The measure would allow for regular reassessments of offices, factories and other buildings, ensuring that they are taxed at closer to current market value. Currently they're reassessed only when there's a change in ownership.
The change would not apply to residences or agricultural property, and there would be new tax breaks to help small businesses.
If approved by the Legislature, the measure would be placed on the ballot in November 2016. The measure is authored by Sens.
Supporters say the change could raise $9 billion for schools and local governments, helping to reduce classroom sizes, hire more cops and patch potholes.
"I don't think there's anyone in California that can't look around their local community and see how great the need is," Mitchell said.
However, the senators and their supporters face an uphill climb to get the issue on the ballot.
First, it would require a two-thirds vote in the Legislature, which means it would need at least a handful of Republican votes.
Hancock said she and Mitchell would build support with "member-by-member conversations."
She added: "That is the only way that we're going to do it. This is a conversation that needs to happen."
If the issue reaches the ballot, it could be an expensive campaign, pitting unions who desire additional government funding against businesses that fear extra taxes cutting into their bottom lines.
A recent poll from the Public Policy Institute of California found that 50% of likely voters supported the idea, down from 60% in January 2012. The poll was conducted by phone from May 17 through May 25. It included responses from 1,706 California residents and had a margin of sampling error of plus or minus 3.6 percentage points.
The controversial proposal would arrive less than a year after a narrower measure died in the Legislature.
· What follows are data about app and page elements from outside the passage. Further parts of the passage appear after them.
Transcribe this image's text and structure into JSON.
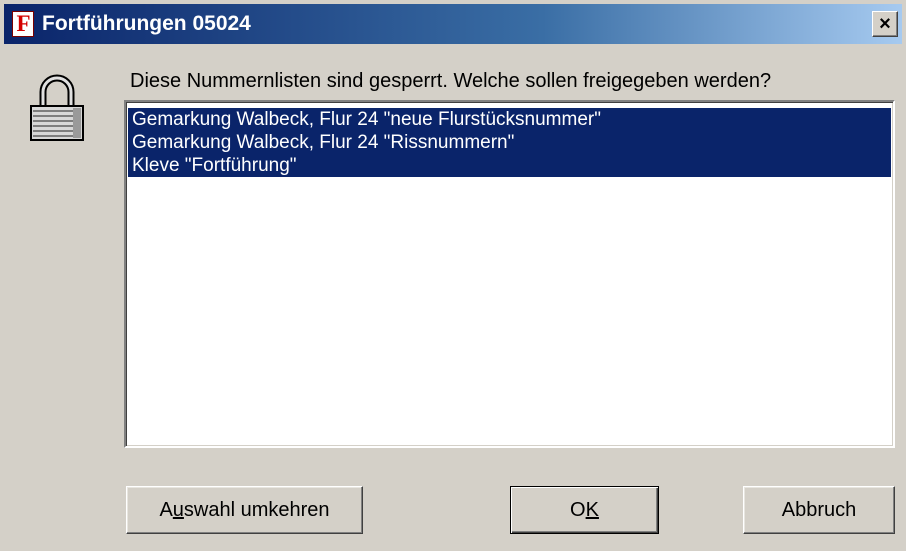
{
  "window": {
    "title": "Fortführungen 05024",
    "app_icon_letter": "F",
    "close_symbol": "×"
  },
  "dialog": {
    "prompt": "Diese Nummernlisten sind gesperrt. Welche sollen freigegeben werden?",
    "icon": "lock-icon",
    "items": [
      {
        "label": "Gemarkung Walbeck, Flur 24  \"neue Flurstücksnummer\"",
        "selected": true
      },
      {
        "label": "Gemarkung Walbeck, Flur 24  \"Rissnummern\"",
        "selected": true
      },
      {
        "label": "Kleve  \"Fortführung\"",
        "selected": true
      }
    ]
  },
  "buttons": {
    "invert": {
      "pre": "A",
      "mnemonic": "u",
      "post": "swahl umkehren"
    },
    "ok": {
      "pre": "O",
      "mnemonic": "K",
      "post": ""
    },
    "cancel": "Abbruch"
  },
  "colors": {
    "title_gradient_start": "#0a246a",
    "title_gradient_end": "#a6caf0",
    "selection": "#0a246a",
    "dialog_face": "#d4d0c8"
  }
}
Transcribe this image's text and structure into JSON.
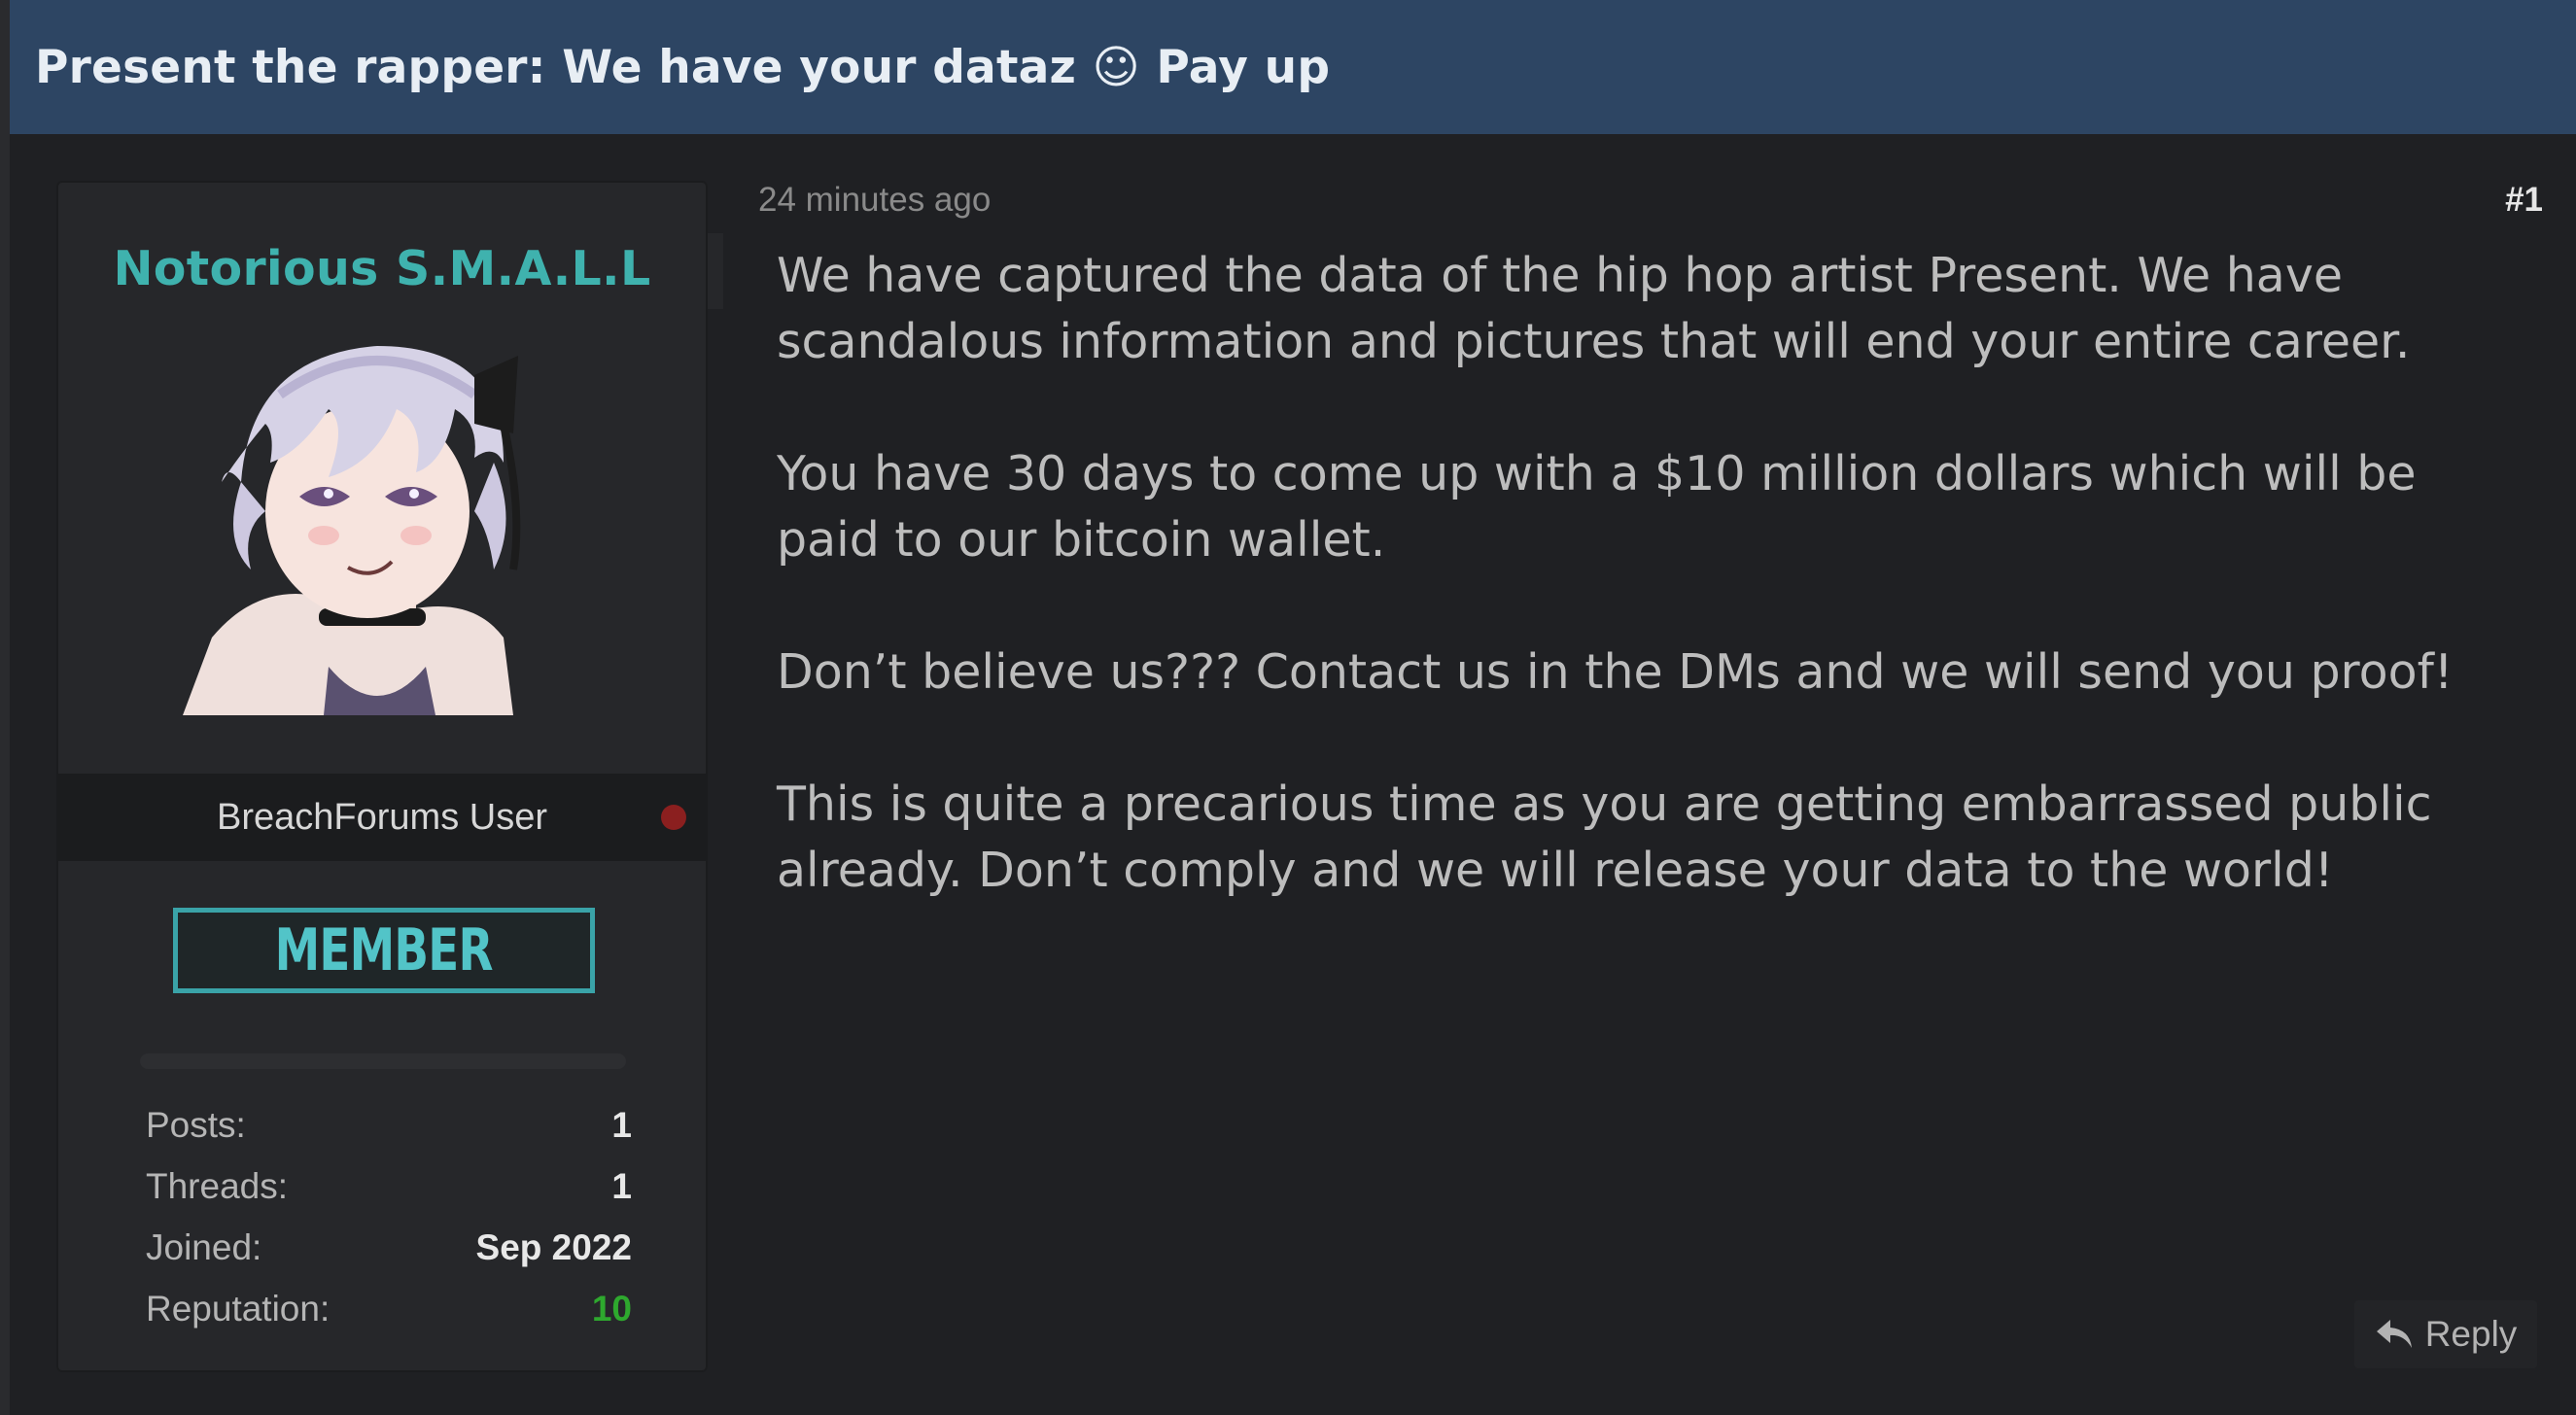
{
  "thread": {
    "title": "Present the rapper: We have your dataz ☺ Pay up"
  },
  "user": {
    "username": "Notorious S.M.A.L.L",
    "avatar_icon": "anime-avatar-icon",
    "usergroup": "BreachForums User",
    "status_color": "#8b1f1f",
    "rank": "MEMBER",
    "stats": [
      {
        "label": "Posts:",
        "value": "1"
      },
      {
        "label": "Threads:",
        "value": "1"
      },
      {
        "label": "Joined:",
        "value": "Sep 2022"
      },
      {
        "label": "Reputation:",
        "value": "10"
      }
    ]
  },
  "post": {
    "time": "24 minutes ago",
    "number": "#1",
    "paragraphs": [
      "We have captured the data of the hip hop artist Present. We have scandalous information and pictures that will end your entire career.",
      "You have 30 days to come up with a $10 million dollars which will be paid to our bitcoin wallet.",
      "Don’t believe us??? Contact us in the DMs and we will send you proof!",
      "This is quite a precarious time as you are getting embarrassed public already. Don’t comply and we will release your data to the world!"
    ],
    "reply_label": "Reply",
    "reply_icon": "reply-arrow-icon"
  },
  "colors": {
    "header_bg": "#2d4563",
    "username": "#3fb2ae",
    "rank": "#3aa3a8",
    "reputation": "#2ea82e"
  }
}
That bill, from Assembly members
"It dealt with some very specific abuses," said Jon Coupal, president of the Howard Jarvis Taxpayers Assn., which is named after the activist behind Proposition 13. The new measure being pushed by Hancock and Mitchell is "way, way beyond that," and the group would oppose it.
If the measure isn't approved by the Legislature, supporters could still collect petition signatures to place it on the ballot.
"I would certainly hope that the groups that are supporting this would stand up to the plate and do that," Hancock said.